───── Dataset excerpts ─────

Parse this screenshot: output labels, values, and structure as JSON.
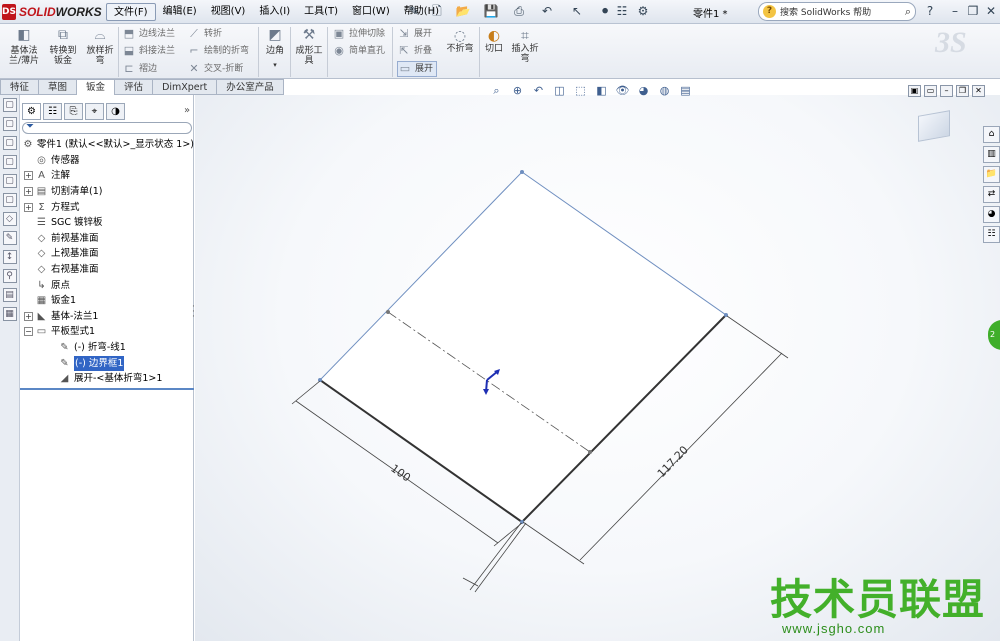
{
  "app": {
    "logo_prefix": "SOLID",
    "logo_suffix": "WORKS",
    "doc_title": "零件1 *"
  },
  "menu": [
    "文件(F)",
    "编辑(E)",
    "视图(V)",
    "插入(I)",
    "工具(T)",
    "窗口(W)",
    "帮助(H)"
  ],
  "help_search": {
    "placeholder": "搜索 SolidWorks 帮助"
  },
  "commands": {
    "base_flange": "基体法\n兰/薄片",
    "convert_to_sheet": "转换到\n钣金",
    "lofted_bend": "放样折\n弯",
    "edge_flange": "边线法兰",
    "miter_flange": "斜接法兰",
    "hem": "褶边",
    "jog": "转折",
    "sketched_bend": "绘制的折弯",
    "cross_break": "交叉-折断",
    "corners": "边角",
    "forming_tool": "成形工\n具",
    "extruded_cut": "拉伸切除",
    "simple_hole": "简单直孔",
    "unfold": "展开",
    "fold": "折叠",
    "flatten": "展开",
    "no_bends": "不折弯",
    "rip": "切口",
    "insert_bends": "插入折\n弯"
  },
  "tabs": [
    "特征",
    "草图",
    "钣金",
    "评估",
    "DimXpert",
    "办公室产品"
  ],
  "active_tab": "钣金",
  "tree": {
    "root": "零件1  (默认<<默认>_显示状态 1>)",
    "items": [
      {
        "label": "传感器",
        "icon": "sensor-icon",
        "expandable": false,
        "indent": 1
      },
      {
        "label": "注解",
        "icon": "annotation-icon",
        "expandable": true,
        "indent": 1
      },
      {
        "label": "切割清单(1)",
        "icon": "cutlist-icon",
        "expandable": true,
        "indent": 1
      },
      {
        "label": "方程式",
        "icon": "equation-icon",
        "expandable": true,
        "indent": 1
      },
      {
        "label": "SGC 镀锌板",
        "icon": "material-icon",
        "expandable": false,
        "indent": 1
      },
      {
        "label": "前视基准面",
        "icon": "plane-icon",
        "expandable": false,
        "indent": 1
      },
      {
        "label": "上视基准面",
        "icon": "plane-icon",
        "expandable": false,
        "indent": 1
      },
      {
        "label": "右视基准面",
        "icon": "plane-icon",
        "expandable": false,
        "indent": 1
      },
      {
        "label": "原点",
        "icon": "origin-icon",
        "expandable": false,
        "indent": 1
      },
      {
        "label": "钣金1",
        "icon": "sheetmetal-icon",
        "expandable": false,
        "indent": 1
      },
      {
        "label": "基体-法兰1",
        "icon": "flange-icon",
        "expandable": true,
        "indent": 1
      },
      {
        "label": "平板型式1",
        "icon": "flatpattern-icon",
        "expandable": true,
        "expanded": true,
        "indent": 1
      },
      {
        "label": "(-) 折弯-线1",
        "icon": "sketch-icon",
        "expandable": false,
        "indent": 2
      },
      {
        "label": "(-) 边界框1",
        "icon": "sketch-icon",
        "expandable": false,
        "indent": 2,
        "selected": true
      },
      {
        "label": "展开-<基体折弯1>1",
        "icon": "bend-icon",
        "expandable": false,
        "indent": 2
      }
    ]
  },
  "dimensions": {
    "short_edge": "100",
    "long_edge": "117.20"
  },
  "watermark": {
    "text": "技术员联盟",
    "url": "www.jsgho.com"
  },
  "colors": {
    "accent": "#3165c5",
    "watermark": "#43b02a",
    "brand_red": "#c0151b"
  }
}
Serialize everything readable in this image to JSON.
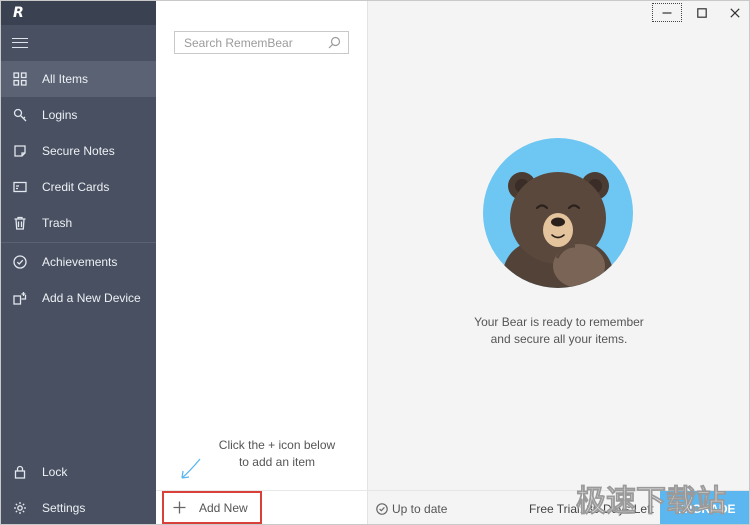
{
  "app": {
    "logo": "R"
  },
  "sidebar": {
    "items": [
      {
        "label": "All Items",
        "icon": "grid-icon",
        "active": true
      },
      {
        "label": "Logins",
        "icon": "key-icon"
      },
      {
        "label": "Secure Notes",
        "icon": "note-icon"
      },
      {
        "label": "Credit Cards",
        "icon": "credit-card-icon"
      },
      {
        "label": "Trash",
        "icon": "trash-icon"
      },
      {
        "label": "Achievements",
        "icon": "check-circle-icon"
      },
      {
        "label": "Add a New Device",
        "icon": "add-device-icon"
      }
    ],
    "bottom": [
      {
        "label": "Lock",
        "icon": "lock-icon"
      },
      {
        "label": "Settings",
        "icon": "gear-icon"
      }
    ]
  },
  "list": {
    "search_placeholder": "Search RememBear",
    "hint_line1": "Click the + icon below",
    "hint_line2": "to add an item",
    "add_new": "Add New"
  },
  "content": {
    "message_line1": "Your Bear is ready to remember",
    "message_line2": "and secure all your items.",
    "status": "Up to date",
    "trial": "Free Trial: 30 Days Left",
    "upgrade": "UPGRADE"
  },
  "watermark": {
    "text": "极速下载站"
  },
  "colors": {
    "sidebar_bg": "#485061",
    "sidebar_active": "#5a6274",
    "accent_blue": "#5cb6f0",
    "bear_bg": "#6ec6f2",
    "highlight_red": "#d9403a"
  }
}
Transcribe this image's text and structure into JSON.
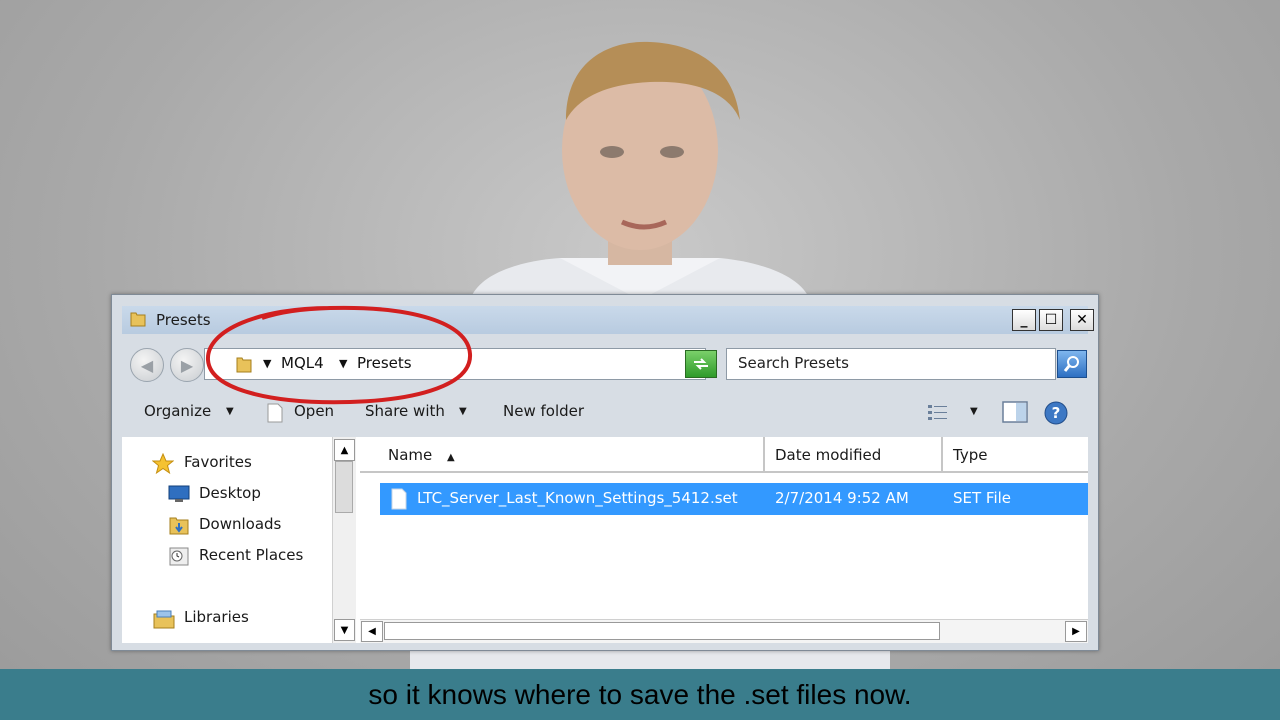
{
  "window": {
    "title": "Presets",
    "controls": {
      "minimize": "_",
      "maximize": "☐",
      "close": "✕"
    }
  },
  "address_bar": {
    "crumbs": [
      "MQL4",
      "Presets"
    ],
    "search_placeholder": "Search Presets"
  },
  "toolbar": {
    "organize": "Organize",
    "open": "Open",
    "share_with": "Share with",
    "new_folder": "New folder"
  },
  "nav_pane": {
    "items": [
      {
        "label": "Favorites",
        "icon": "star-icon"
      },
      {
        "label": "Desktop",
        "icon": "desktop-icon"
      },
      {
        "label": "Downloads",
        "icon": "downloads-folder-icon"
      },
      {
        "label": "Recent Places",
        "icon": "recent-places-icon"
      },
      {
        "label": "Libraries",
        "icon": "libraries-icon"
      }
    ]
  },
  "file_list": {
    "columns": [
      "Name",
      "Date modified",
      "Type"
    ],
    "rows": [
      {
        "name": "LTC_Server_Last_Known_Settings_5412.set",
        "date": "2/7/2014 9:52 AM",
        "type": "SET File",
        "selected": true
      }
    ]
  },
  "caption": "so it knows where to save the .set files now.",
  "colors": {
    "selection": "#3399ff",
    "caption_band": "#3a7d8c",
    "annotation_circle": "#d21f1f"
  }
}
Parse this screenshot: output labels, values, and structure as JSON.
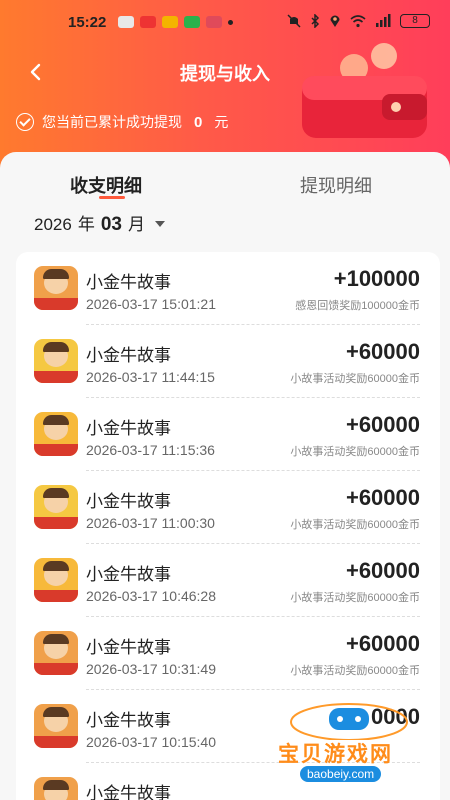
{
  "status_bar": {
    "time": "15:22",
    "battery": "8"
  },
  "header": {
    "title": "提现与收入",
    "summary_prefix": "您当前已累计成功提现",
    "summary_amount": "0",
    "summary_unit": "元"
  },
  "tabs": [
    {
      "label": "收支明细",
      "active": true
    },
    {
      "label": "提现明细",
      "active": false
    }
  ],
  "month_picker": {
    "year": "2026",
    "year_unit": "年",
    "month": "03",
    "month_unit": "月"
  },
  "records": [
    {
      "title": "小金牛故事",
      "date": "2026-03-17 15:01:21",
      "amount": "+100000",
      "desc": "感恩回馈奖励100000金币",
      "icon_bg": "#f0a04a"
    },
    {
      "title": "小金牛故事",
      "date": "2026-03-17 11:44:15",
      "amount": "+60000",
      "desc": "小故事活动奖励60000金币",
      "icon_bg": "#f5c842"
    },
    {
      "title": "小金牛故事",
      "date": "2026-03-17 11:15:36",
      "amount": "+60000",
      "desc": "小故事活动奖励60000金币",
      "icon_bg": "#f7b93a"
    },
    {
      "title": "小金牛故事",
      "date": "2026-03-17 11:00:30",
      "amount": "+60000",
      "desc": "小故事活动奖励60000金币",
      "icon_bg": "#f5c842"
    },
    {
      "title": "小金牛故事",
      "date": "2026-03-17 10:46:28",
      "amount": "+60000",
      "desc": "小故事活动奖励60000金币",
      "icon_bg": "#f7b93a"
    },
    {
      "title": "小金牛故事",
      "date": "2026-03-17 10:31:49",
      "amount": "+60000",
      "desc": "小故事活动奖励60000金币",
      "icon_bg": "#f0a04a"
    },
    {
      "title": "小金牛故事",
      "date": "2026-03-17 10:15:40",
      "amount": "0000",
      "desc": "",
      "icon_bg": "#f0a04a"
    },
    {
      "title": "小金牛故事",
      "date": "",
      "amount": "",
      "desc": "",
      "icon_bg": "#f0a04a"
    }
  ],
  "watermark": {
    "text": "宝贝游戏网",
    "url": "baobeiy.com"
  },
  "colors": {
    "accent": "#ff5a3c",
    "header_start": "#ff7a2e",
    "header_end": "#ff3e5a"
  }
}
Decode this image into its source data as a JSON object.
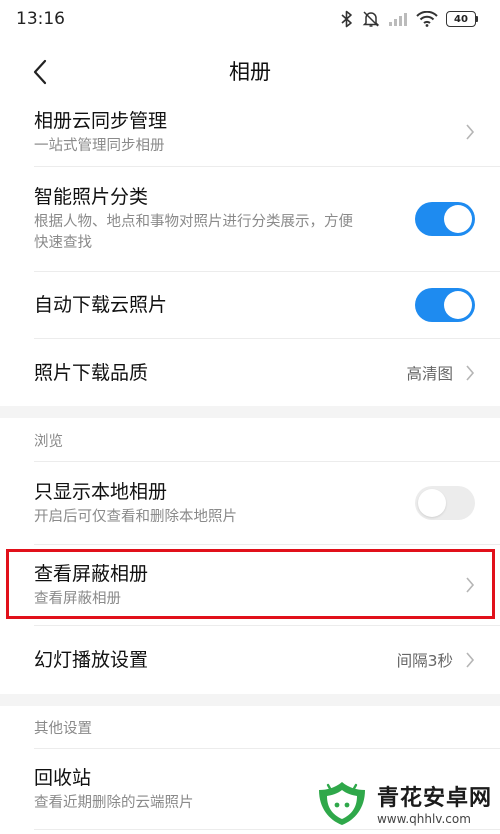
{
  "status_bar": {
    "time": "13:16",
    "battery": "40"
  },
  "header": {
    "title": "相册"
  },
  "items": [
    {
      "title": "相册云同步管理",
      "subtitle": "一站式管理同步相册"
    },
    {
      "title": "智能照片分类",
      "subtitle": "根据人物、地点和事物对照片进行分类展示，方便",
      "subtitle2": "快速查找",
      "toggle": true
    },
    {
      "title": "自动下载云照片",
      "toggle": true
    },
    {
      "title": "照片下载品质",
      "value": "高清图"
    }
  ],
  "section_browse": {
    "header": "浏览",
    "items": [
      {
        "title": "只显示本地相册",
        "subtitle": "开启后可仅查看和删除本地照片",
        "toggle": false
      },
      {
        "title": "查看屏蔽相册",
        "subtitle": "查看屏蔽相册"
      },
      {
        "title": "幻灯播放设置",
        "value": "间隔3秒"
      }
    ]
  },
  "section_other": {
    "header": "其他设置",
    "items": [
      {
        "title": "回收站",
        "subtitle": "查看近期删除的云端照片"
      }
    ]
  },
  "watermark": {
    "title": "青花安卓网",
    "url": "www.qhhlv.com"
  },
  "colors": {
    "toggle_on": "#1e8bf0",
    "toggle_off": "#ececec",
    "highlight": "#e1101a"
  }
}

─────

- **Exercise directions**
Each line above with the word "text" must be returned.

- **Answer to the exercise**
    "text": "技术员联盟",
    "text": "极速下载站"
Transcribe this image's text and structure into JSON.
    "text": "宝贝游戏网",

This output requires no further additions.